How many of these ideas can you adopt to your business?  Better yet, are there any others you’d like to add?

Tragedy at the Mall

Doug Fleener at the Retail Contrarian blog comments today on our post from yesterday about being prepared for disasters. Reflecting on yesterday’s shootings at the Westroads Mall in Omaha, he writes,

"Mike Buckley of Tacony Corporation has a retail blog called MINE Your Own Business. Yesterday, before the shooting occurred, I was reading a new post of his called “Be Prepared”. Mike was sharing some resources for companies to prepare for – and recover from – disasters. The first sentence is almost haunting now. ‘Disasters come in all sizes and shapes.’

"As I was reading it I was thinking that I would link to the post so to remind retailers that they need to have a disaster plan for every store. It’s important that managers know what to do in case of tornado, fire, or god forbid the unthinkable, something like what happened in Omaha.
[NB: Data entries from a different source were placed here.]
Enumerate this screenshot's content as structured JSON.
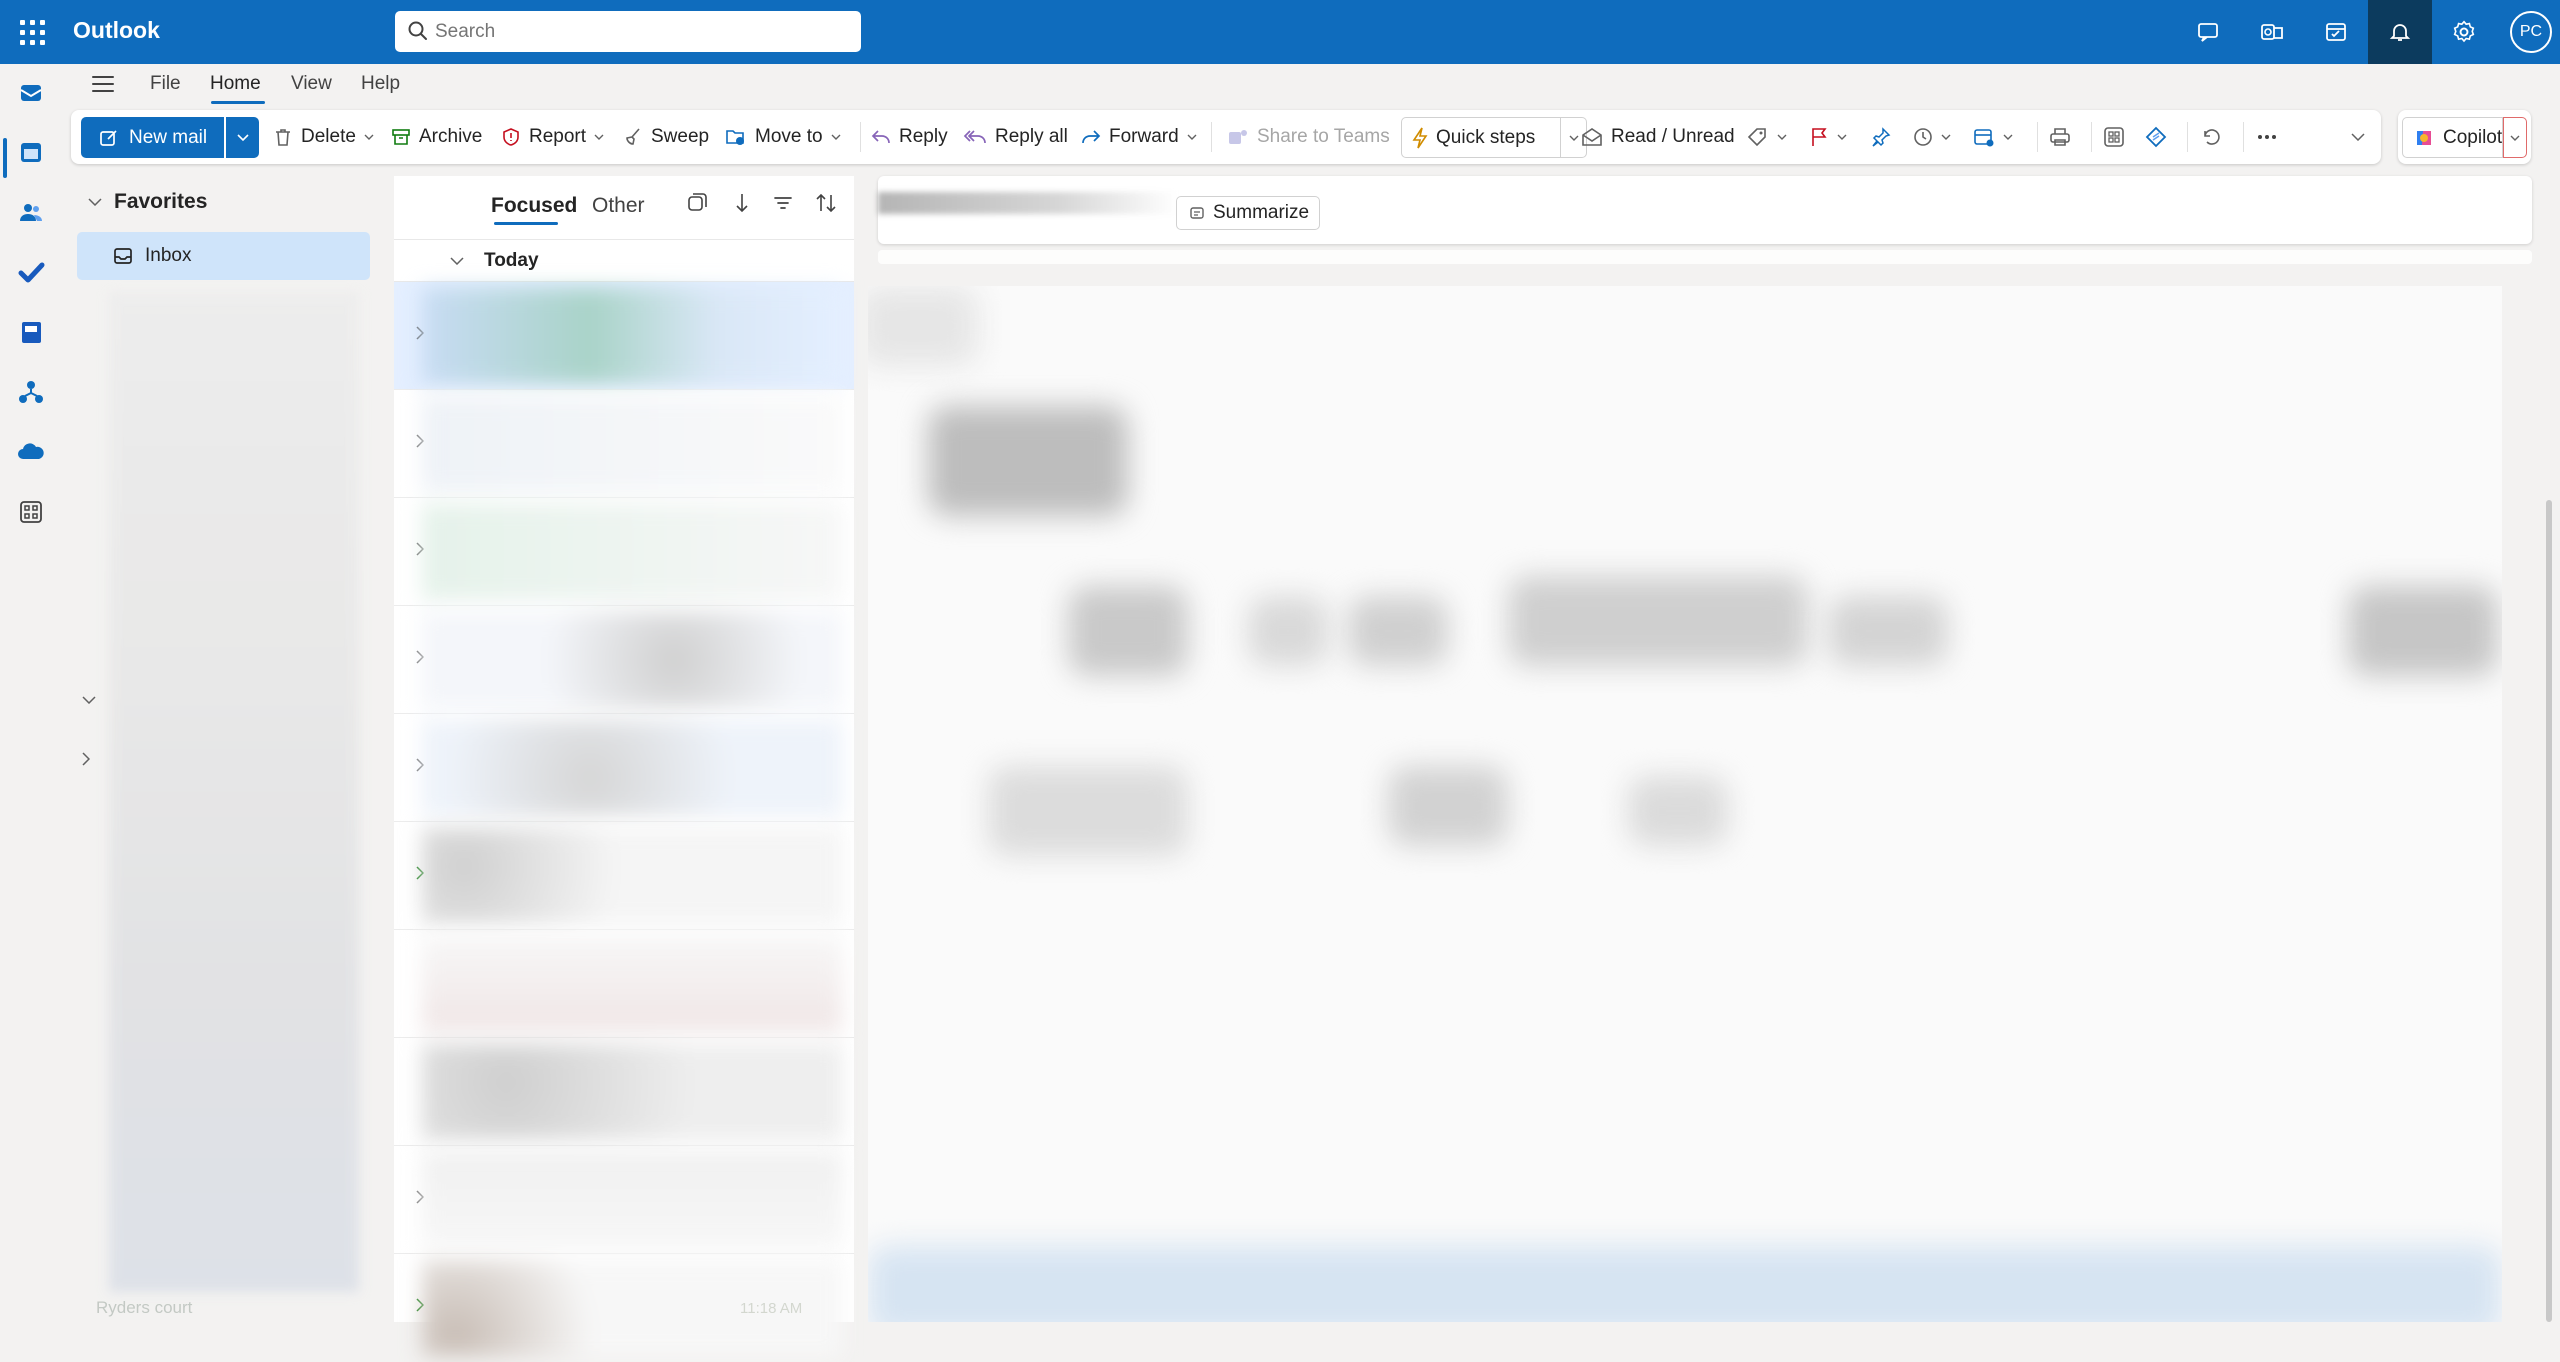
{
  "app": {
    "title": "Outlook",
    "avatar_initials": "PC"
  },
  "search": {
    "placeholder": "Search"
  },
  "menu": {
    "file": "File",
    "home": "Home",
    "view": "View",
    "help": "Help"
  },
  "ribbon": {
    "new_mail": "New mail",
    "delete": "Delete",
    "archive": "Archive",
    "report": "Report",
    "sweep": "Sweep",
    "move_to": "Move to",
    "reply": "Reply",
    "reply_all": "Reply all",
    "forward": "Forward",
    "share_to_teams": "Share to Teams",
    "quick_steps": "Quick steps",
    "read_unread": "Read / Unread",
    "copilot": "Copilot"
  },
  "folders": {
    "favorites": "Favorites",
    "inbox": "Inbox"
  },
  "list": {
    "tabs": {
      "focused": "Focused",
      "other": "Other"
    },
    "group_today": "Today",
    "last_sender": "Ryders court",
    "last_time": "11:18 AM"
  },
  "reading": {
    "summarize": "Summarize"
  },
  "colors": {
    "brand": "#0f6cbd",
    "selected": "#cfe4fa"
  }
}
"Every retail organization should review its disaster policies and procedures with their stores and ensure that every employee knows what to do if a disaster occurs. Yes it’s the holiday season. Yes the stores are incredibly busy. But believe me, your employees are already discussing what happened in Omaha. It doesn’t matter where they live and work, this event has hit home for them. They will truly appreciate knowing that you care enough to talk with them about the unspeakable."

Normally we’d be ecstatic to be mentioned in a such a highly regarded blog, but there’s no way to see yesterday’s events as anything but a gut-wrenching tragedy.  The fact that something like this happened on the very day that we posted about disaster preparedness is more than a little scary.  Of course,  a mass-murderer opening fire in a crowded mall was not one of the disasters that we had in mind. 

Lives have been forever changed by one individual’s unexplainable actions.  Our thoughts and prayers go out to the families of the victims and to everyone involved.  Retailing and shopping shouldn’t be hazardous occupations.  Especially during this normally happy time of the year, we shouldn’t have to fear for our lives every time we leave the house.  It’s all very sad and confusing. 

I agree with Doug.  If you haven’t already, you should take the time to discuss yesterday’s events with your staff.  Let them get their fears out in the open, and discuss what you would do is such a thing were to happen in your store. 

You can read Doug’s post and our response here.

Showing Appreciation

Here are some tips from on showing appreciation to your staff.  Unfortunately, I’ve lost the link to the original article, but you can read a copy of it here.  The Ragan article is adapted from "Retaining Talented Employees", by Russ Giles, on the Allies Consulting web site.

  • Think about the effort, not just the results.  A big sale is great and worthy of praise.  But what went into that sale?  Be sure you recognize it.
  • Be specific.  Take time to thank employees for the nights they worked late, the hysterical customer they helped to calm down, the kids’ activities they missed. Let them know that you understand what it took to achieve the accomplishment.
  • Don’t let them deflect your praise.  We all tend to minimize our own accomplishments.  Don’t let them do it.  Let them bask in the glory of a job well done.
  • Ask them to share their success story. Ask for details.  You may learn something yourself.
  • Offer to lend a helping hand.  Ask if there’s anything you can to to make the job easier in the future.  Offering to simplify their lives is a real, tangible show of appreciation.